The collective Amor por los Desaparecidos, located in the Mexican state of Tamaulipas, in the northeast of the country, has found a common grave with at least 27 bodies south of the city of Reynosa.
Some of the remains still have their clothes, so it is estimated that they have been buried for three or four months. However, it is also found skeletal remains, so the collective calculates that the area has been used as clandestine cemetery for three or four years.
The organization, made up of mothers of the disappeared in Tamaulipas, found the property after receiving an anonymous notice alerting them to the location of the grave. Apparently, the call came from a former member of organized crime who confirmed the existence of the human remains. Three bodies were found on Friday (the day the call was received denouncing the area), five on Saturday, 14 on Sunday and five more on Monday. Until today 27 bodies have been found and the search is still on.
These “seeking mothers,” as they are known in Mexico, are women who They mobilize autonomously in the hope of finding their missing children or relatives. Due to the lack of public resources and support from the authorities, it is often unofficial groups, such as Amor por los Desaparecidos, who find graves with the bodies of victims of organized crime in different parts of the country.
The city of Reynosa, where the grave was found, is one of many border towns where violence has increased the most in Mexico in recent years. The area’s proximity to the border with the United States is a focus of attraction for organized crime groups that control the illicit trafficking of arms and drugs between the two countries.
Reynosa is a city that has been in dispute for years between various cartels fighting for its control. The spiral of violence in the area rebounded strongly since 2017, when the Mexican Navy killed the head of the Gulf Cartel Julián Manuel Loisa Salinas.
The state of Tamaulipas accumulates 13,000 missing people
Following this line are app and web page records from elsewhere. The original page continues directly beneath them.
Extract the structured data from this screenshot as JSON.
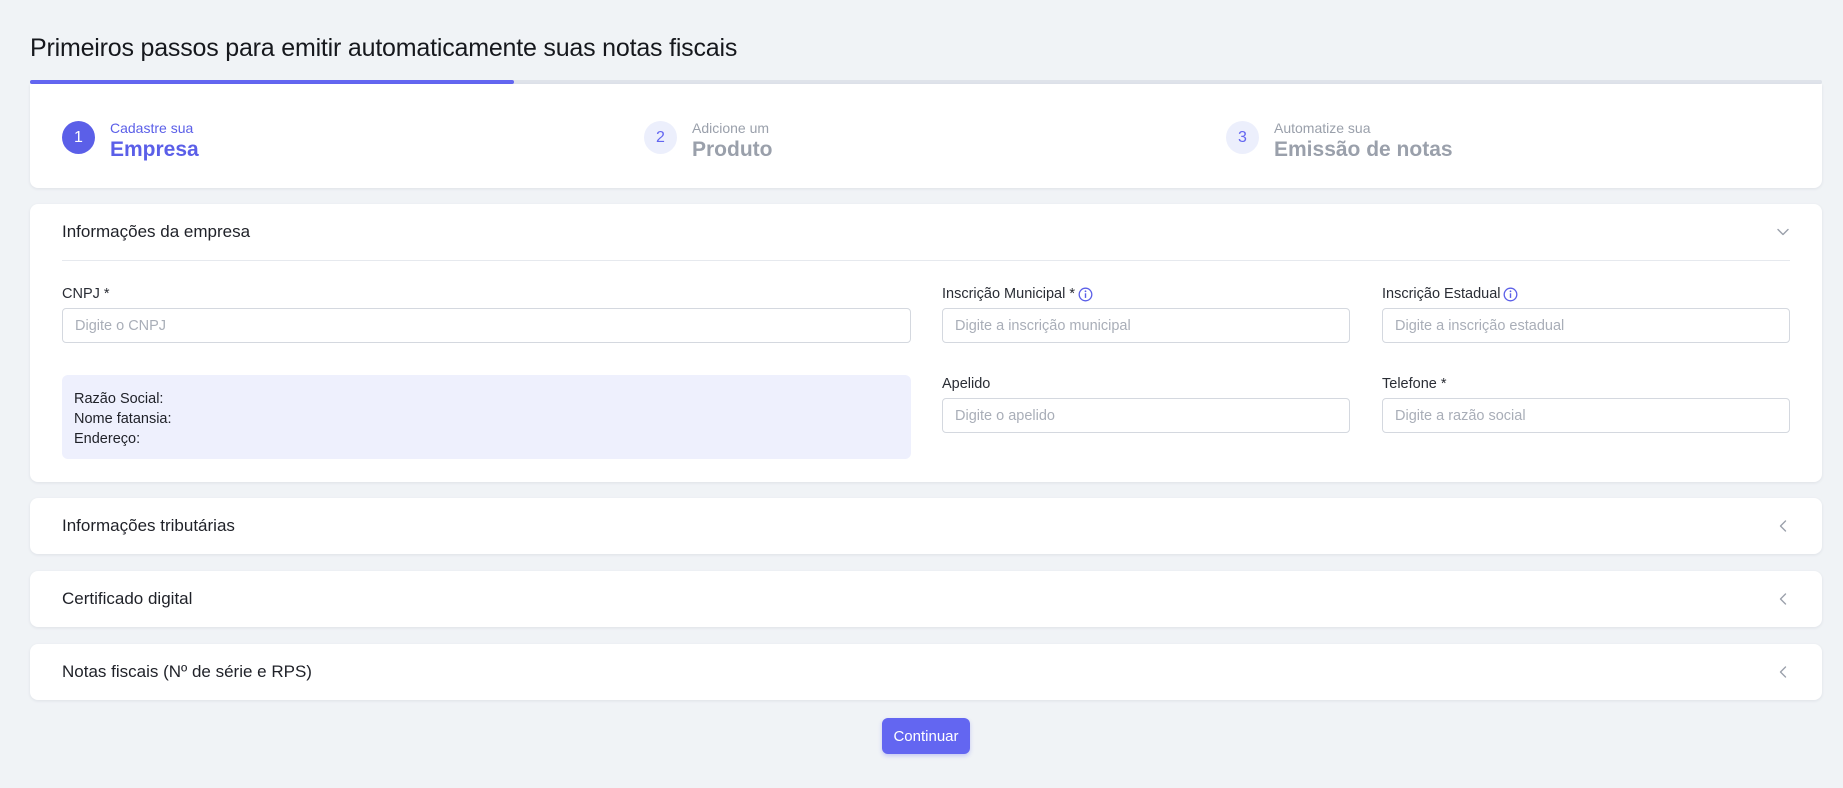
{
  "page": {
    "title": "Primeiros passos para emitir automaticamente suas notas fiscais",
    "progress_fraction": 0.27
  },
  "steps": [
    {
      "number": "1",
      "small": "Cadastre sua",
      "big": "Empresa",
      "state": "active"
    },
    {
      "number": "2",
      "small": "Adicione um",
      "big": "Produto",
      "state": "inactive"
    },
    {
      "number": "3",
      "small": "Automatize sua",
      "big": "Emissão de notas",
      "state": "inactive"
    }
  ],
  "company_section": {
    "title": "Informações da empresa",
    "cnpj": {
      "label": "CNPJ *",
      "placeholder": "Digite o CNPJ",
      "value": ""
    },
    "inscricao_municipal": {
      "label": "Inscrição Municipal *",
      "placeholder": "Digite a inscrição municipal",
      "value": ""
    },
    "inscricao_estadual": {
      "label": "Inscrição Estadual",
      "placeholder": "Digite a inscrição estadual",
      "value": ""
    },
    "apelido": {
      "label": "Apelido",
      "placeholder": "Digite o apelido",
      "value": ""
    },
    "telefone": {
      "label": "Telefone *",
      "placeholder": "Digite a razão social",
      "value": ""
    },
    "info_box": {
      "razao_social": "Razão Social:",
      "nome_fantasia": "Nome fatansia:",
      "endereco": "Endereço:"
    }
  },
  "collapsed_sections": [
    {
      "title": "Informações tributárias"
    },
    {
      "title": "Certificado digital"
    },
    {
      "title": "Notas fiscais (Nº de série e RPS)"
    }
  ],
  "actions": {
    "continue_label": "Continuar"
  },
  "colors": {
    "accent": "#6366f1",
    "background": "#f0f3f6",
    "info_box": "#eef0fd",
    "inactive_text": "#9aa0ab"
  },
  "icons": {
    "expanded_chevron": "chevron-down-icon",
    "collapsed_chevron": "chevron-left-icon",
    "info": "info-icon"
  }
}
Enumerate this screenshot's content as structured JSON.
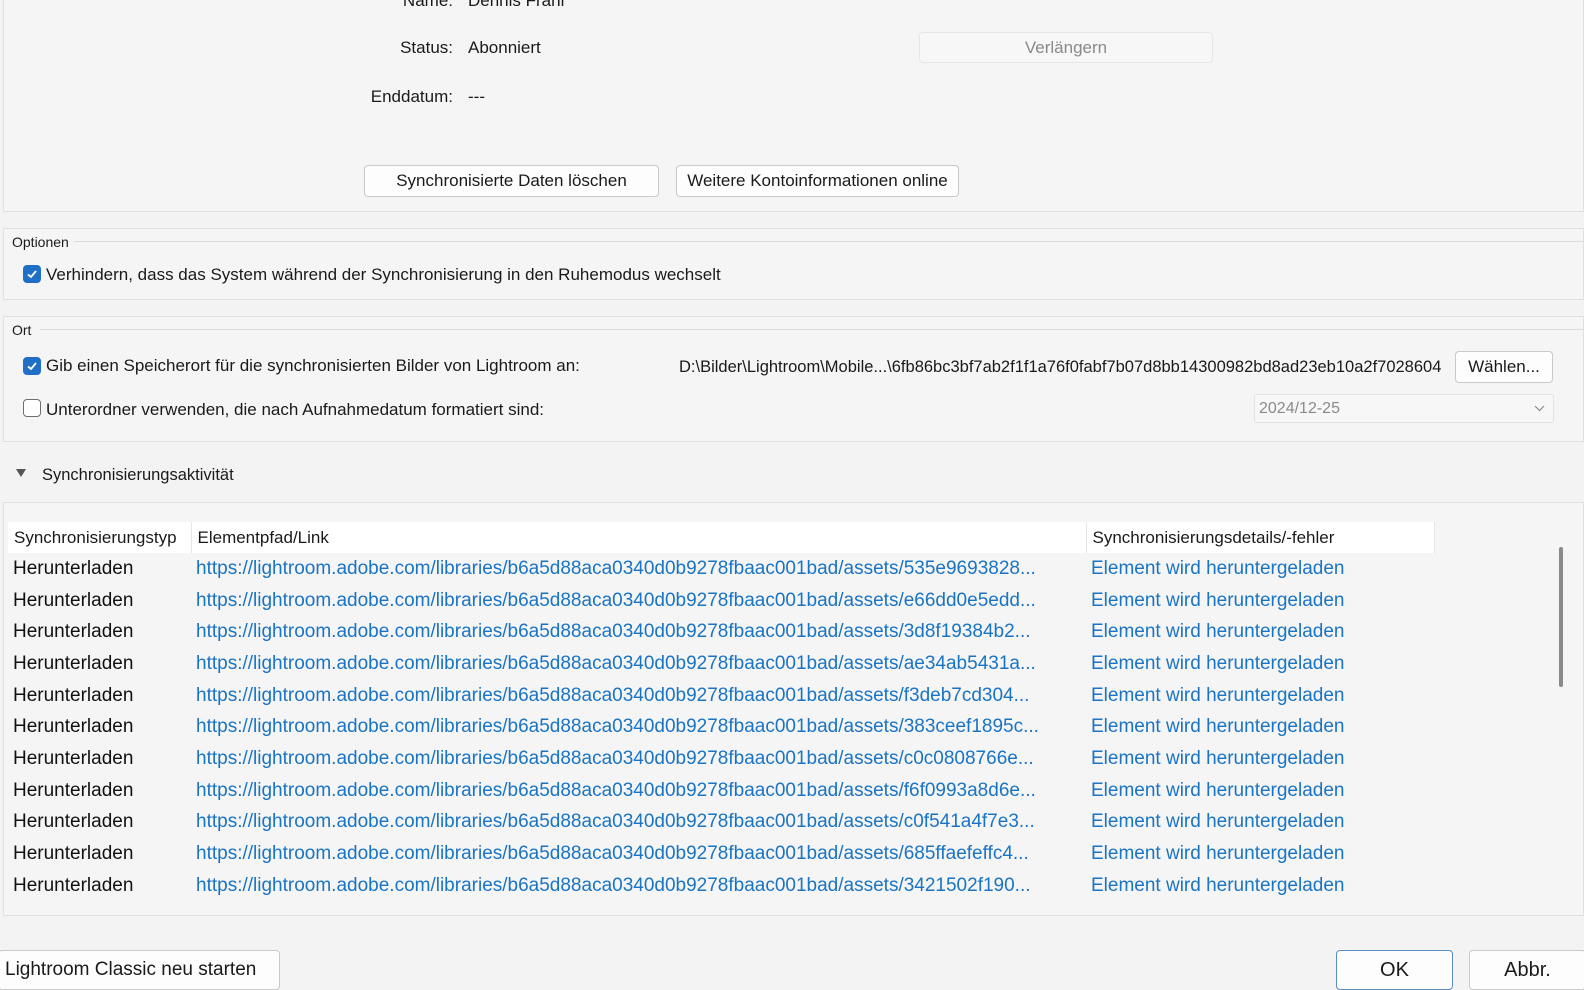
{
  "account": {
    "name_label": "Name:",
    "name_value": "Dennis Frahl",
    "status_label": "Status:",
    "status_value": "Abonniert",
    "enddate_label": "Enddatum:",
    "enddate_value": "---",
    "renew_button": "Verlängern",
    "delete_button": "Synchronisierte Daten löschen",
    "more_info_button": "Weitere Kontoinformationen online"
  },
  "options": {
    "title": "Optionen",
    "prevent_sleep_label": "Verhindern, dass das System während der Synchronisierung in den Ruhemodus wechselt",
    "prevent_sleep_checked": true
  },
  "location": {
    "title": "Ort",
    "specify_label": "Gib einen Speicherort für die synchronisierten Bilder von Lightroom an:",
    "specify_checked": true,
    "path": "D:\\Bilder\\Lightroom\\Mobile...\\6fb86bc3bf7ab2f1f1a76f0fabf7b07d8bb14300982bd8ad23eb10a2f7028604",
    "choose_button": "Wählen...",
    "subfolder_label": "Unterordner verwenden, die nach Aufnahmedatum formatiert sind:",
    "subfolder_checked": false,
    "date_format": "2024/12-25"
  },
  "activity": {
    "title": "Synchronisierungsaktivität",
    "columns": [
      "Synchronisierungstyp",
      "Elementpfad/Link",
      "Synchronisierungsdetails/-fehler"
    ],
    "rows": [
      {
        "type": "Herunterladen",
        "link": "https://lightroom.adobe.com/libraries/b6a5d88aca0340d0b9278fbaac001bad/assets/535e9693828...",
        "detail": "Element wird heruntergeladen"
      },
      {
        "type": "Herunterladen",
        "link": "https://lightroom.adobe.com/libraries/b6a5d88aca0340d0b9278fbaac001bad/assets/e66dd0e5edd...",
        "detail": "Element wird heruntergeladen"
      },
      {
        "type": "Herunterladen",
        "link": "https://lightroom.adobe.com/libraries/b6a5d88aca0340d0b9278fbaac001bad/assets/3d8f19384b2...",
        "detail": "Element wird heruntergeladen"
      },
      {
        "type": "Herunterladen",
        "link": "https://lightroom.adobe.com/libraries/b6a5d88aca0340d0b9278fbaac001bad/assets/ae34ab5431a...",
        "detail": "Element wird heruntergeladen"
      },
      {
        "type": "Herunterladen",
        "link": "https://lightroom.adobe.com/libraries/b6a5d88aca0340d0b9278fbaac001bad/assets/f3deb7cd304...",
        "detail": "Element wird heruntergeladen"
      },
      {
        "type": "Herunterladen",
        "link": "https://lightroom.adobe.com/libraries/b6a5d88aca0340d0b9278fbaac001bad/assets/383ceef1895c...",
        "detail": "Element wird heruntergeladen"
      },
      {
        "type": "Herunterladen",
        "link": "https://lightroom.adobe.com/libraries/b6a5d88aca0340d0b9278fbaac001bad/assets/c0c0808766e...",
        "detail": "Element wird heruntergeladen"
      },
      {
        "type": "Herunterladen",
        "link": "https://lightroom.adobe.com/libraries/b6a5d88aca0340d0b9278fbaac001bad/assets/f6f0993a8d6e...",
        "detail": "Element wird heruntergeladen"
      },
      {
        "type": "Herunterladen",
        "link": "https://lightroom.adobe.com/libraries/b6a5d88aca0340d0b9278fbaac001bad/assets/c0f541a4f7e3...",
        "detail": "Element wird heruntergeladen"
      },
      {
        "type": "Herunterladen",
        "link": "https://lightroom.adobe.com/libraries/b6a5d88aca0340d0b9278fbaac001bad/assets/685ffaefeffc4...",
        "detail": "Element wird heruntergeladen"
      },
      {
        "type": "Herunterladen",
        "link": "https://lightroom.adobe.com/libraries/b6a5d88aca0340d0b9278fbaac001bad/assets/3421502f190...",
        "detail": "Element wird heruntergeladen"
      }
    ]
  },
  "footer": {
    "restart_button": "Lightroom Classic neu starten",
    "ok_button": "OK",
    "cancel_button": "Abbr."
  },
  "colors": {
    "accent": "#1f6fc6",
    "link": "#1a74c4"
  }
}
After locating the remains, the group has communicated the finding to the Tamaulipas State Attorney General’s Office, which is now leading the investigation.
Edith González, leader of the collective, has urged the population of Reynosa to denounce any knowledge they may have about the discovery and the disappeared. “Since we go live every time we make a discovery, people get up the courage to tell us that they have a missing family member. There are many who do not dare to report it, but we urge them to do so,” Gonzalez asked.
According to the National Registry of Missing and Unlocated Persons, in Mexico there are approximately 110,000 people missing. A figure that has not stopped growing since it began to be counted in 1962, and that has increased strongly since former President Felipe Calderón began the military campaign against drug trafficking in 2008.
Tamaulipas is the second state nationwide with the highest number of missing and missing persons, with more than 13,000 till the date.
The president, Andrés Manuel López Obrador, has promised several times in his morning press conference that he will carry out a national census of the disappeared to help the families in their search efforts. However, there have been no major efforts to carry out the project.
This abandonment of the state is a frequent reason for protest by families. This weekend, in the city of Guadalajara, in the state of Jalisco, relatives of the disappeared and groups from all over the country have demonstrated after the decision of Enrique Alfaro, governor of the state, to suspend attention to anonymous calls that report over clandestine graves.
The relatives of the disappeared have indicated that this decision affects their search efforts, since this type of complaint has been essential to find the victims.